The funeral took place to Oakwood Cemetery on Monday afternoon and was very largely attended considering the inclement weather.

The services at the house were in charge of Simcoe Lodge, Non 161, I.O.F. and at the grave Norfolk Lodge No. 10, A.F. and A.M. took charge.

Mr. Harry A. Johnson Noble Grand of the Oddfellows, and Worshipful Master of the Masons, officiated in each service. Rev. J. A. McBain was the clergyman. 

The stores were closed for a couple of hours as a mark of respect to the deceased, who was a very general favorite.

Image from microfilm
Albert A. Culver

A lightly edited transcription of a page 1 article from the 5 Apr 1917 Waterford Star  newspaper.

Death of A. A. Culver

Simcoe, 2 Apr -- One of Simcoe's business men passed away early on Saturday after a three week illness, in the person of Mr. Albert A. Culver, to the extreme regret of a large circle of friends.

Deceased was the son of John Culver of Woodhouse and grandson of Adam Culver, and was born 48 years ago in the township of Woodhouse. 

He was a farmer in Townsend township for some years and later came to Simcoe, where he established his business as men's outfitter.

He was married to Miss Maud Challand of Norfolk County, who survives, with their two sons, 
Leigh and Lloyd.

Several brother and sisters survive him:
William of Indiana, Charles of Chicago, 
James of Detroit, Mrs. Habel of Chicago, 
and Mrs. Samuel King of Simcoe.

Charles and James arrived on Saturday morning, 
just too late to see their brother alive, their train having been delayed.

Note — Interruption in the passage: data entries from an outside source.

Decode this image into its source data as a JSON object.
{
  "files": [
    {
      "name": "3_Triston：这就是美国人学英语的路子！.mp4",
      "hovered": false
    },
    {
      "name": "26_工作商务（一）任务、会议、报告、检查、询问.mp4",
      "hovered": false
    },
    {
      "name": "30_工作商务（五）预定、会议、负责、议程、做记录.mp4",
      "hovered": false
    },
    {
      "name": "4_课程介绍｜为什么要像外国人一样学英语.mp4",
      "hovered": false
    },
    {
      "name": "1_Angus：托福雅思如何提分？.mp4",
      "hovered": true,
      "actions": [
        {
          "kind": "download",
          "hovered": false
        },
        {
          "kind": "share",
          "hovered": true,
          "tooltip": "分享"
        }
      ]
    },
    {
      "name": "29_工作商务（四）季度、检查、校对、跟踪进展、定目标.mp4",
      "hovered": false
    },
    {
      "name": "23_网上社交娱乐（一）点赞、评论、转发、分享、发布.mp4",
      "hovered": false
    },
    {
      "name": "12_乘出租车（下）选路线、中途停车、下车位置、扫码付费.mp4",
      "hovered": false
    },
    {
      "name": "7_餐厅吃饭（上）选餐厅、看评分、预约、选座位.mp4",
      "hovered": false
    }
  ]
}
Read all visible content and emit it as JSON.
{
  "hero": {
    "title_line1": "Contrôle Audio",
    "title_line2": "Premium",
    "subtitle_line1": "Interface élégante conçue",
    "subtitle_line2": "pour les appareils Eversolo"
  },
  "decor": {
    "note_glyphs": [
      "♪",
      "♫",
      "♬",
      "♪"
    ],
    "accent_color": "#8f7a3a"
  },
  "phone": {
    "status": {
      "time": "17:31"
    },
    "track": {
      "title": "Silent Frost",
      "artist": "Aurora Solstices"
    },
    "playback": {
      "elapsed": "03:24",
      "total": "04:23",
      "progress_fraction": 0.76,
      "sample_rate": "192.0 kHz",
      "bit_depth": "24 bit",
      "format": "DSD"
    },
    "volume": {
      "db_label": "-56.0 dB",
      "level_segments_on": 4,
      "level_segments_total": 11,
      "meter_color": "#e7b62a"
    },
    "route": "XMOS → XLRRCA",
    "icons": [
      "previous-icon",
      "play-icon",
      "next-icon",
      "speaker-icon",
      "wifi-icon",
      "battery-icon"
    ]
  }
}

Mr. Culver was first stricken with inflammatory rheumatism, peritonitis, jaundice and pneumonia later arising, and this complication of diseases so sapped his strength that not even his normally strong and robust constitution could successfully combat the  toxins generated by them.

Mr. Culver was a Methodist, a Liberal, and also belonged to two lodges: the Oddfellows and the Masons.

He was always keenly interest in amateur sport, especially baseball and hockey.


Copyright 2014 John Cardiff